== DIRECTIONS ==
From the material below, copy every line in which the word "BOOKING" occurs.

== DATASET ENTRIES ==
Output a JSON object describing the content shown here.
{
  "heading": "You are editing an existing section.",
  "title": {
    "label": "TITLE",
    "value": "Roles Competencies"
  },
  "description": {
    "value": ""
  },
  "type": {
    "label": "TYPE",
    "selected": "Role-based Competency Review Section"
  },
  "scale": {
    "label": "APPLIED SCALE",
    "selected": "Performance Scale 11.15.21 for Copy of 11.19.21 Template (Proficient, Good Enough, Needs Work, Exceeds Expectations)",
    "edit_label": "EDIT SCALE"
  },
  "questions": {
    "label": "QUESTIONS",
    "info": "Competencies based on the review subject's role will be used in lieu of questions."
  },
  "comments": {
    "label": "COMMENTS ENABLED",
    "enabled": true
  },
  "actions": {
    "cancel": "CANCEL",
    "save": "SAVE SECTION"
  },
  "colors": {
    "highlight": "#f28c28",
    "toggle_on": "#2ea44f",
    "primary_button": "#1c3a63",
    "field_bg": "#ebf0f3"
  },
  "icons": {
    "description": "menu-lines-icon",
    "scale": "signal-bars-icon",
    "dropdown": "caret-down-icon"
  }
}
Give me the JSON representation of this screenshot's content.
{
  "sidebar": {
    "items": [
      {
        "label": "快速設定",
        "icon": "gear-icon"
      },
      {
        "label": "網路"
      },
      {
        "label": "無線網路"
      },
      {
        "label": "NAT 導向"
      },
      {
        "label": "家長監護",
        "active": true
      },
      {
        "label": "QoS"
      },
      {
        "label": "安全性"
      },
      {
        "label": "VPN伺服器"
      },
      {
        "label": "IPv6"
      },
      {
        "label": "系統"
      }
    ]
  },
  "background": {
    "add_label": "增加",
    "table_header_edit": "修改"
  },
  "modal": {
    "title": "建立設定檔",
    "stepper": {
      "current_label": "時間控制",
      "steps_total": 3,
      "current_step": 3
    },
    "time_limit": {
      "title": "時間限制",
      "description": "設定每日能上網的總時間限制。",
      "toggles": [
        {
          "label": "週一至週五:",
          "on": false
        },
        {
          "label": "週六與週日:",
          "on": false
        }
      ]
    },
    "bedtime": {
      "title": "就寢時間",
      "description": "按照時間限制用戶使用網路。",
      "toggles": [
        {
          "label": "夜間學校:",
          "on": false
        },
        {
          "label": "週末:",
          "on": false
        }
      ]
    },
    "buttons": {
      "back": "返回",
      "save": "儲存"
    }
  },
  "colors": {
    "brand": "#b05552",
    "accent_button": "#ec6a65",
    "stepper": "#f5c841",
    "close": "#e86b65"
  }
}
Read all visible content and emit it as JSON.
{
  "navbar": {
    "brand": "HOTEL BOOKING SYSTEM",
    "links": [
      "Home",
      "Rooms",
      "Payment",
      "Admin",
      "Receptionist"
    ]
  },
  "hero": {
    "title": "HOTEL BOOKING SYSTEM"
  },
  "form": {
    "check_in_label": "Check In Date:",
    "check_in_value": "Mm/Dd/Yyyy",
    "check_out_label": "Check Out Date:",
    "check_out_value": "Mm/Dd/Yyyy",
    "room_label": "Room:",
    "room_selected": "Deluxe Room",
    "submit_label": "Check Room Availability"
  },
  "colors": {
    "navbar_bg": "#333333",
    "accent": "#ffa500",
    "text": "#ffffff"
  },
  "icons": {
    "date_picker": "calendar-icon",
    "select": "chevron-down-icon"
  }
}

== PROBLEM SOLUTION ==
    "brand": "HOTEL BOOKING SYSTEM",
    "title": "HOTEL BOOKING SYSTEM"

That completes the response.